- _Work to be completed_
Give the data back exactly. Leave out any images.

- _Provided material_
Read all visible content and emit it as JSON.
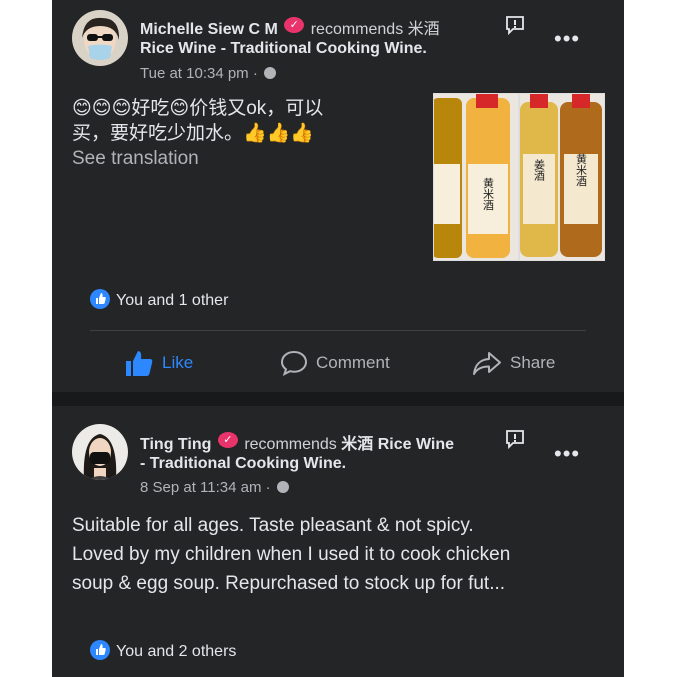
{
  "posts": [
    {
      "user": "Michelle Siew C M",
      "recommends_label": "recommends",
      "page_name_line1": "米酒",
      "page_name_line2": "Rice Wine - Traditional Cooking Wine.",
      "time": "Tue at 10:34 pm",
      "text_line1": "😊😊😊好吃😊价钱又ok，可以",
      "text_line2": "买，要好吃少加水。👍👍👍",
      "translation_link": "See translation",
      "reactions": "You and 1 other",
      "actions": {
        "like": "Like",
        "comment": "Comment",
        "share": "Share"
      },
      "photos": [
        "黄米酒",
        "姜酒",
        "黄米酒"
      ]
    },
    {
      "user": "Ting Ting",
      "recommends_label": "recommends",
      "page_name_line1": "米酒 Rice Wine",
      "page_name_line2": "- Traditional Cooking Wine.",
      "time": "8 Sep at 11:34 am",
      "text_line1": "Suitable for all ages. Taste pleasant & not spicy.",
      "text_line2": "Loved by my children when I used it to cook chicken",
      "text_line3": "soup & egg soup. Repurchased to stock up for fut...",
      "reactions": "You and 2 others"
    }
  ],
  "colors": {
    "background": "#242526",
    "separator": "#18191a",
    "text": "#e4e6eb",
    "muted": "#b0b3b8",
    "accent": "#2d88ff",
    "recommend_badge": "#e8336b"
  }
}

- _Output of the exercise_
Read all visible content and emit it as JSON.
{
  "posts": [
    {
      "user": "Michelle Siew C M",
      "recommends_label": "recommends",
      "page_name_line1": "米酒",
      "page_name_line2": "Rice Wine - Traditional Cooking Wine.",
      "time": "Tue at 10:34 pm",
      "text_line1": "😊😊😊好吃😊价钱又ok，可以",
      "text_line2": "买，要好吃少加水。👍👍👍",
      "translation_link": "See translation",
      "reactions": "You and 1 other",
      "actions": {
        "like": "Like",
        "comment": "Comment",
        "share": "Share"
      },
      "photos": [
        "黄米酒",
        "姜酒",
        "黄米酒"
      ]
    },
    {
      "user": "Ting Ting",
      "recommends_label": "recommends",
      "page_name_line1": "米酒 Rice Wine",
      "page_name_line2": "- Traditional Cooking Wine.",
      "time": "8 Sep at 11:34 am",
      "text_line1": "Suitable for all ages. Taste pleasant & not spicy.",
      "text_line2": "Loved by my children when I used it to cook chicken",
      "text_line3": "soup & egg soup. Repurchased to stock up for fut...",
      "reactions": "You and 2 others"
    }
  ],
  "colors": {
    "background": "#242526",
    "separator": "#18191a",
    "text": "#e4e6eb",
    "muted": "#b0b3b8",
    "accent": "#2d88ff",
    "recommend_badge": "#e8336b"
  }
}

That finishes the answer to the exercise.